I told him about how some teenagers take different medicines from their homes and throw them all in a bowl and then take a handful to see what will happen.
“What?! People really do that? That is really stupid, Mom.” (YES! This was a good reaction)
“You’re right, it is. Why do you think it’s stupid?”
“Well, they’re not sick. You don’t take medicine when you’re not sick.”
“Right! And you don’t know what you’re taking. You could be allergic to it, it could be medicines that counteract each other, or are meant to treat something you don’t have. Like Grandma—she takes medicine for her high blood pressure to bring it down. But if your blood pressure is normal and you took her medicine, it could lower your blood pressure too far and make you really sick. AND if you take a bunch of stuff that you don’t know what it is and you get really sick, when you go to the doctor for help, they may not be able to help you right away, because they have to run tests to figure out what you took so they can give you the right thing to fix it. And by that time. you might be so sick that they can’t fix it.”
“I would never do that, Mom. That’s so dumb.” (can I record this for later use??)

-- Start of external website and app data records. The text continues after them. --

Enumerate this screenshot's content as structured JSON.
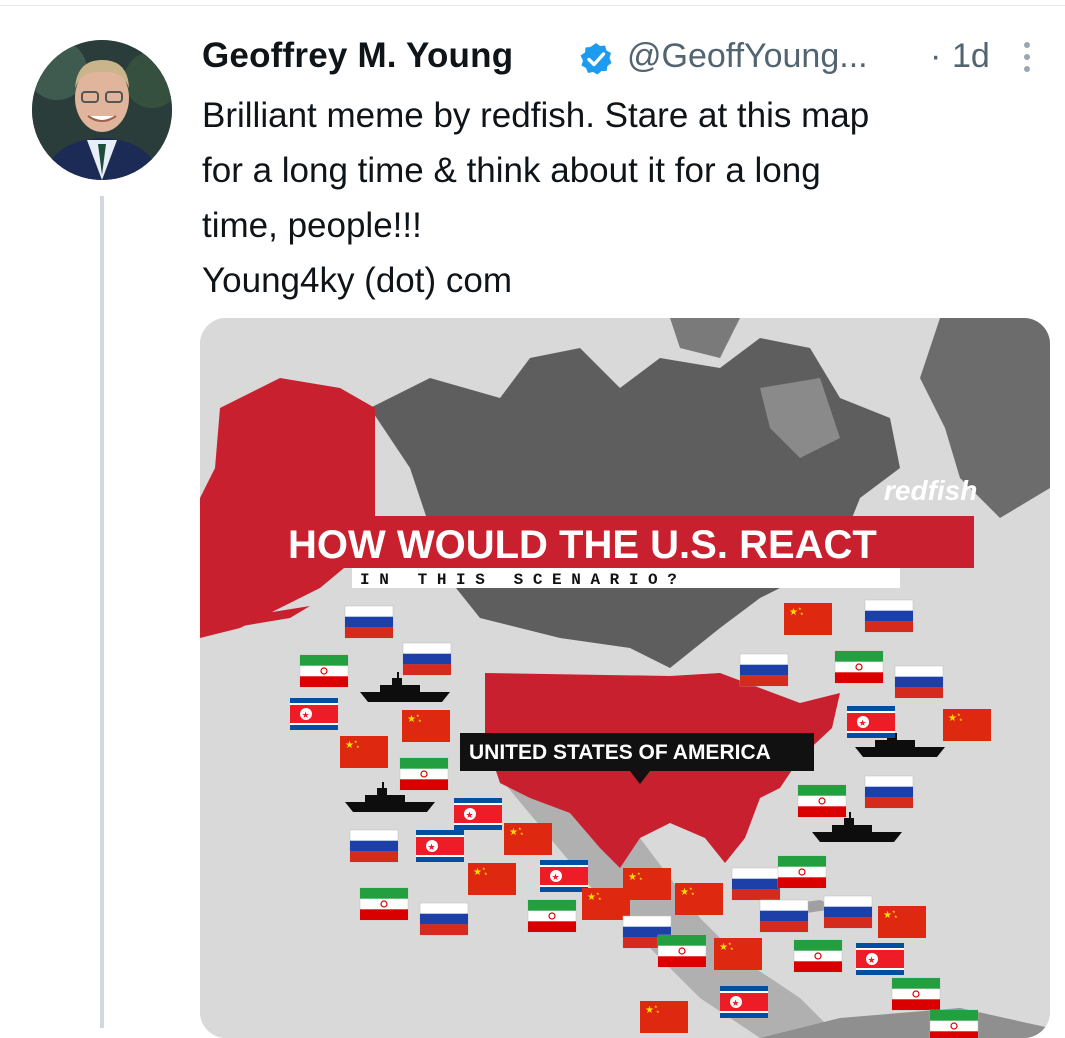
{
  "tweet": {
    "display_name": "Geoffrey M. Young",
    "handle": "@GeoffYoung...",
    "separator": "·",
    "time": "1d",
    "text_lines": [
      "Brilliant meme by redfish. Stare at this map",
      "for a long time & think about it for a long",
      "time, people!!!",
      "Young4ky (dot) com"
    ]
  },
  "image": {
    "brand": "redfish",
    "headline": "HOW WOULD THE U.S. REACT",
    "subheadline": "I N   T H I S   S C E N A R I O ?",
    "country_label": "UNITED STATES OF AMERICA"
  },
  "colors": {
    "verified_blue": "#1d9bf0",
    "meme_red": "#c8202e",
    "secondary_text": "#536471"
  }
}
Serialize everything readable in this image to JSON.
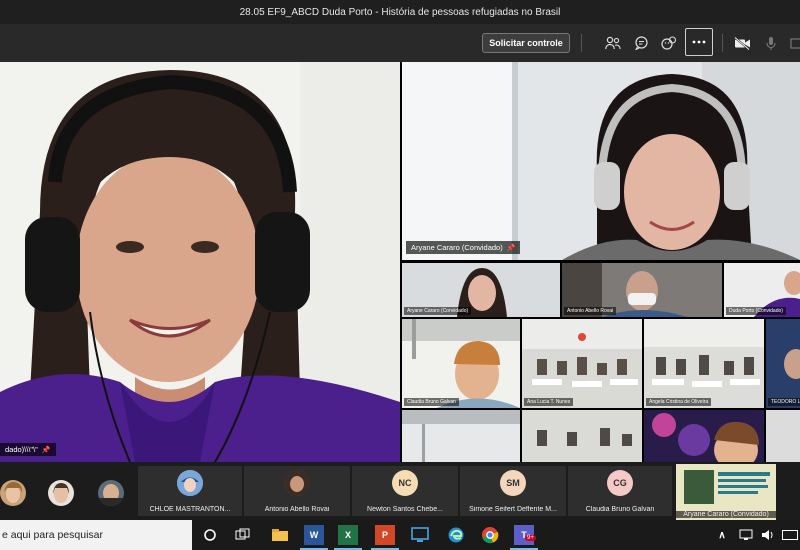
{
  "window": {
    "title": "28.05 EF9_ABCD Duda Porto - História de pessoas refugiadas no Brasil"
  },
  "toolbar": {
    "request_control_label": "Solicitar controle",
    "icons": [
      "participants-icon",
      "chat-icon",
      "reactions-icon",
      "more-actions-icon",
      "camera-off-icon",
      "mic-icon",
      "share-icon"
    ]
  },
  "main_video": {
    "name": "dado)\\\\\\\"\\\""
  },
  "top_right_video": {
    "name": "Aryane Cararo (Convidado)"
  },
  "grid": {
    "row1": [
      "Aryane Cararo (Convidado)",
      "Antonio Abello Rovai",
      "Duda Porto (Convidado)"
    ],
    "row2": [
      "Claudia Bruno Galvan",
      "Ana Lucia T. Nunes",
      "Angela Cristina de Oliveira",
      "TEODORO L"
    ],
    "row3": [
      "",
      "",
      "",
      ""
    ]
  },
  "strip": {
    "cards": [
      {
        "name": "CHLOE MASTRANTON...",
        "initials": "",
        "color": "#8fb4e0"
      },
      {
        "name": "Antonio Abello Rovai",
        "initials": "",
        "color": "#6b4a3a"
      },
      {
        "name": "Newton Santos Chebe...",
        "initials": "NC",
        "color": "#f6dcb4"
      },
      {
        "name": "Simone Seifert Deffente M...",
        "initials": "SM",
        "color": "#f3d6bb"
      },
      {
        "name": "Claudia Bruno Galvan",
        "initials": "CG",
        "color": "#f4c9c6"
      }
    ],
    "thumb_label": "Aryane Cararo (Convidado)"
  },
  "taskbar": {
    "search_placeholder": "e aqui para pesquisar",
    "apps": [
      "cortana-icon",
      "task-view-icon",
      "file-explorer-icon",
      "word-icon",
      "excel-icon",
      "powerpoint-icon",
      "remote-desktop-icon",
      "edge-icon",
      "chrome-icon",
      "teams-icon"
    ],
    "teams_badge": "9+"
  }
}
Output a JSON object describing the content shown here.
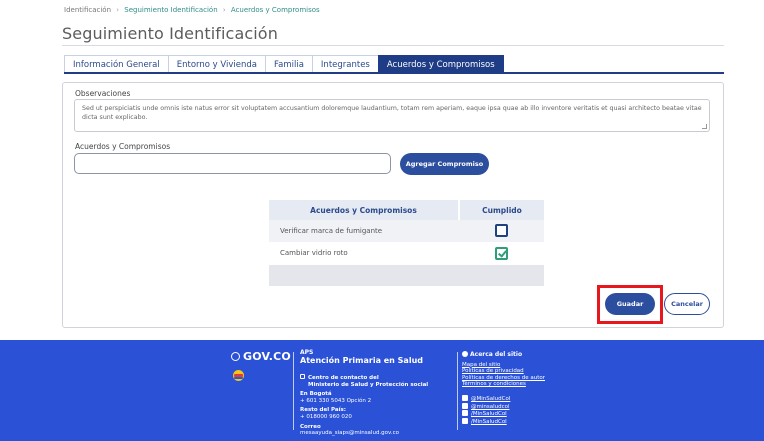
{
  "breadcrumb": {
    "items": [
      "Identificación",
      "Seguimiento Identificación",
      "Acuerdos y Compromisos"
    ],
    "separator": "›"
  },
  "page": {
    "title": "Seguimiento Identificación"
  },
  "tabs": [
    {
      "label": "Información General",
      "active": false
    },
    {
      "label": "Entorno y Vivienda",
      "active": false
    },
    {
      "label": "Familia",
      "active": false
    },
    {
      "label": "Integrantes",
      "active": false
    },
    {
      "label": "Acuerdos y Compromisos",
      "active": true
    }
  ],
  "form": {
    "observaciones_label": "Observaciones",
    "observaciones_text": "Sed ut perspiciatis unde omnis iste natus error sit voluptatem accusantium doloremque laudantium, totam rem aperiam, eaque ipsa quae ab illo inventore veritatis et quasi architecto beatae vitae dicta sunt explicabo.",
    "acuerdos_label": "Acuerdos y Compromisos",
    "acuerdos_value": "",
    "add_button": "Agregar Compromiso"
  },
  "table": {
    "headers": [
      "Acuerdos y Compromisos",
      "Cumplido"
    ],
    "rows": [
      {
        "text": "Verificar marca de fumigante",
        "checked": false
      },
      {
        "text": "Cambiar vidrio roto",
        "checked": true
      }
    ]
  },
  "actions": {
    "save": "Guadar",
    "cancel": "Cancelar"
  },
  "footer": {
    "govco": "GOV.CO",
    "aps_small": "APS",
    "aps_title": "Atención Primaria en Salud",
    "contact_title_1": "Centro de contacto del",
    "contact_title_2": "Ministerio de Salud y Protección social",
    "bogota_label": "En Bogotá",
    "bogota_phone": "+ 601 330 5043 Opción 2",
    "resto_label": "Resto del País:",
    "resto_phone": "+ 018000 960 020",
    "correo_label": "Correo",
    "correo_value": "mesaayuda_siaps@minsalud.gov.co",
    "about_title": "Acerca del sitio",
    "about_links": [
      "Mapa del sitio",
      "Políticas de privacidad",
      "Políticas de derechos de autor",
      "Términos y condiciones"
    ],
    "social": [
      "@MinSaludCol",
      "@minsaludcol",
      "/MinSaludCol",
      "/MinSaludCol"
    ]
  },
  "colors": {
    "primary": "#1e3d86",
    "button": "#2c4e9f",
    "footer_bg": "#2b52d6",
    "highlight": "#e8161d",
    "check_green": "#2e9e78"
  }
}
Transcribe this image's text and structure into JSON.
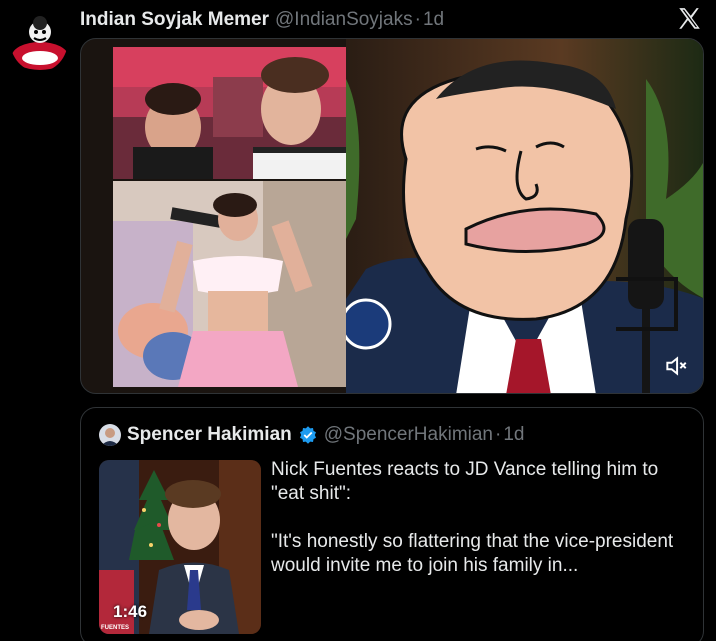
{
  "tweet": {
    "author_name": "Indian Soyjak Memer",
    "author_handle": "@IndianSoyjaks",
    "separator": "·",
    "time": "1d",
    "platform_icon": "x-logo-icon",
    "media_icon": "volume-muted-icon"
  },
  "quoted": {
    "author_name": "Spencer Hakimian",
    "author_handle": "@SpencerHakimian",
    "separator": "·",
    "time": "1d",
    "verified_icon": "verified-badge-icon",
    "verified_color": "#1d9bf0",
    "text_line1": "Nick Fuentes reacts to JD Vance telling him to \"eat shit\":",
    "text_line2": "\"It's honestly so flattering that the vice-president would invite me to join his family in...",
    "video_duration": "1:46",
    "video_brand": "FUENTES"
  },
  "colors": {
    "background": "#000000",
    "border": "#2f3336",
    "muted_text": "#71767b",
    "primary_text": "#e7e9ea",
    "accent": "#1d9bf0"
  }
}
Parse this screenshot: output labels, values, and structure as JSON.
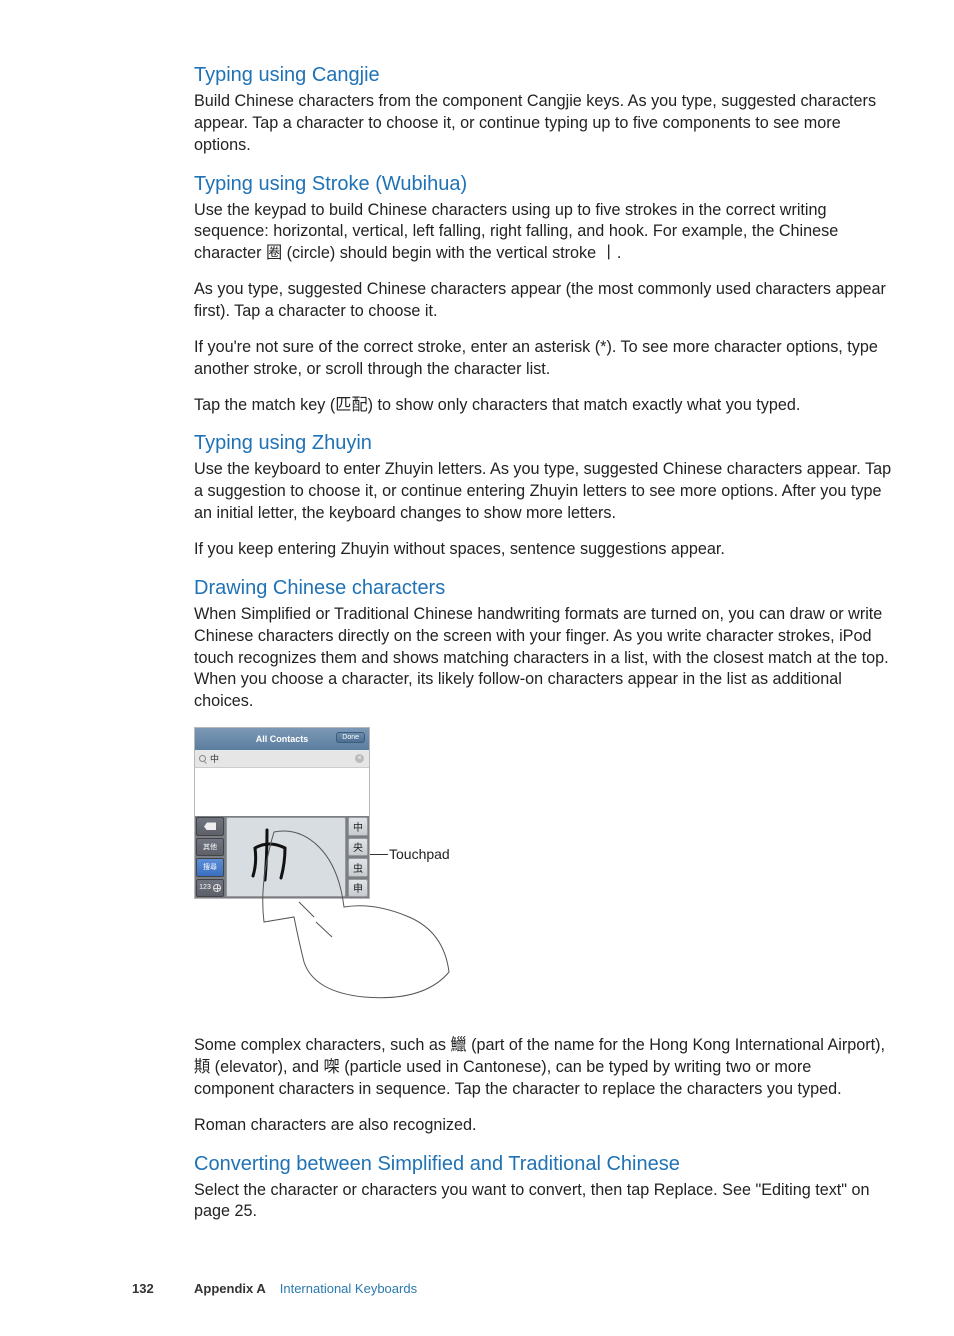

“This is why your pediatrician was telling you at your check up that you need to make sure that you pick good friends—friends who bring out the best in you and that you bring out the best in them. So you have each other’s back. Sometimes people we know might give us something that is bad for us and not tell us what it is, just to see what will happen, because they think it’s funny.”
“Are you kidding me? That’s not funny, that’s just mean. Why would you do that to someone!”
What happened next was at the same time funny, sweet, and just amazing to me. First he made this sort of frustrated sigh and then he said, very calmly, “ Excuse me for a minute, Mom, I’ll be right back.” He got up from the kitchen where we’d been talking and walked swiftly into the living room, where I heard this sort of muffled thud.
“Are you OK?”
“I’m fine. I just needed to come hit a pillow.”
Hit a pillow?? He came back into the kitchen and sat down at the table.
“That just makes me so mad, Mom. How could people do that to one another?! That is just so MEAN. I tell you, that ignites my anger, Mom. Like, this is my anger (he holds up the fingers of his left hand as if her were holding a match). And this is me thinking about those kind of people (he brings the other hand over and makes an explosion sound and movement).”
He did this with all the sincerity that only an 8 year old can muster when they come to the realization of something in this world that makes no sense whatsoever to their pure hearts and minds.
I sat there for a moment sort of stunned. I could feel the corners of my mouth twitching, but I did not dare smile for fear that he would think I was somehow making fun of him. Nothing could be further from the truth. In that moment, I was reminded once again of the truly remarkable boy that he is.
We talked about a lot of things after that. About who he could think of right now that were true friends that would not ever treat him in such a way (and that those were the kinds of friends to surround yourself with). About how our brain chemistry changes in our teenage years and how those changes sometimes lead us to make bad choices (that are made even worse by drinking or taking drugs). And about how if he or his friends ever find themselves in a situation where they may have made some bad choices and needed help, he can always come to me. It doesn’t mean that I might not get mad, but he can always come to me. Always.
As I watched him climb the stairs to brush his teeth before bed, I smiled at my little boy who is not so little any more. He is far from perfect, as am I, and I know that he will stumble and fall many times along the way. But he is, and always will be, the best son in the world, for me. :-)